**What to produce**
Give the data again in full. Keep every line the same.

'''

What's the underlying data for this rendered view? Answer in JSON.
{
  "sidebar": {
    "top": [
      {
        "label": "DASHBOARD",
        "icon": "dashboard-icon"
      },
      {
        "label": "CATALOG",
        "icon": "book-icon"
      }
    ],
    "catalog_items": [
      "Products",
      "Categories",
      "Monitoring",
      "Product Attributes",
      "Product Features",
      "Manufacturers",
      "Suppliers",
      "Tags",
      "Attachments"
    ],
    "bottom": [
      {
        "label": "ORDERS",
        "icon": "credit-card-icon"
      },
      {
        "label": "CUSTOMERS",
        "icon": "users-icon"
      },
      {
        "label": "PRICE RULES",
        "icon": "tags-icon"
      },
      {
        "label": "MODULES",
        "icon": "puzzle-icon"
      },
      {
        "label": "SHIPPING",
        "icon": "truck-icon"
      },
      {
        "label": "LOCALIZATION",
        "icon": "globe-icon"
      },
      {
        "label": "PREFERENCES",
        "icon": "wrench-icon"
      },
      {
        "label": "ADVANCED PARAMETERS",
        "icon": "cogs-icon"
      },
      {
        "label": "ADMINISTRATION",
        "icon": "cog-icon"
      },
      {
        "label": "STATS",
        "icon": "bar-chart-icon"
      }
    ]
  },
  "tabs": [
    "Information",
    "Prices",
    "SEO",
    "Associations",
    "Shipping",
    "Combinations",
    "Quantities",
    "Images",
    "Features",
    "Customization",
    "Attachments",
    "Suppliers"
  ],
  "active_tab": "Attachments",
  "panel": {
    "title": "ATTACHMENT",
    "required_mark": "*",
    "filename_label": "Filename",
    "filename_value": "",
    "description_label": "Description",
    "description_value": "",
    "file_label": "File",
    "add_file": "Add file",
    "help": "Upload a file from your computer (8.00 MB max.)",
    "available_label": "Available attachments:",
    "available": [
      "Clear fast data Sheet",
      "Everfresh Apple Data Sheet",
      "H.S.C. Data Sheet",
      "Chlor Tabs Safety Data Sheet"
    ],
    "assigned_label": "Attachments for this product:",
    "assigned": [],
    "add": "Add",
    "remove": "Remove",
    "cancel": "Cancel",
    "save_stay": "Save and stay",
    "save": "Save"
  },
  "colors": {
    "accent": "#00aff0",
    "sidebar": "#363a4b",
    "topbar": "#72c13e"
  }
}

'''

**Solution for this problem**
What's the underlying data for this rendered view? Answer in JSON.
{
  "sidebar": {
    "top": [
      {
        "label": "DASHBOARD",
        "icon": "dashboard-icon"
      },
      {
        "label": "CATALOG",
        "icon": "book-icon"
      }
    ],
    "catalog_items": [
      "Products",
      "Categories",
      "Monitoring",
      "Product Attributes",
      "Product Features",
      "Manufacturers",
      "Suppliers",
      "Tags",
      "Attachments"
    ],
    "bottom": [
      {
        "label": "ORDERS",
        "icon": "credit-card-icon"
      },
      {
        "label": "CUSTOMERS",
        "icon": "users-icon"
      },
      {
        "label": "PRICE RULES",
        "icon": "tags-icon"
      },
      {
        "label": "MODULES",
        "icon": "puzzle-icon"
      },
      {
        "label": "SHIPPING",
        "icon": "truck-icon"
      },
      {
        "label": "LOCALIZATION",
        "icon": "globe-icon"
      },
      {
        "label": "PREFERENCES",
        "icon": "wrench-icon"
      },
      {
        "label": "ADVANCED PARAMETERS",
        "icon": "cogs-icon"
      },
      {
        "label": "ADMINISTRATION",
        "icon": "cog-icon"
      },
      {
        "label": "STATS",
        "icon": "bar-chart-icon"
      }
    ]
  },
  "tabs": [
    "Information",
    "Prices",
    "SEO",
    "Associations",
    "Shipping",
    "Combinations",
    "Quantities",
    "Images",
    "Features",
    "Customization",
    "Attachments",
    "Suppliers"
  ],
  "active_tab": "Attachments",
  "panel": {
    "title": "ATTACHMENT",
    "required_mark": "*",
    "filename_label": "Filename",
    "filename_value": "",
    "description_label": "Description",
    "description_value": "",
    "file_label": "File",
    "add_file": "Add file",
    "help": "Upload a file from your computer (8.00 MB max.)",
    "available_label": "Available attachments:",
    "available": [
      "Clear fast data Sheet",
      "Everfresh Apple Data Sheet",
      "H.S.C. Data Sheet",
      "Chlor Tabs Safety Data Sheet"
    ],
    "assigned_label": "Attachments for this product:",
    "assigned": [],
    "add": "Add",
    "remove": "Remove",
    "cancel": "Cancel",
    "save_stay": "Save and stay",
    "save": "Save"
  },
  "colors": {
    "accent": "#00aff0",
    "sidebar": "#363a4b",
    "topbar": "#72c13e"
  }
}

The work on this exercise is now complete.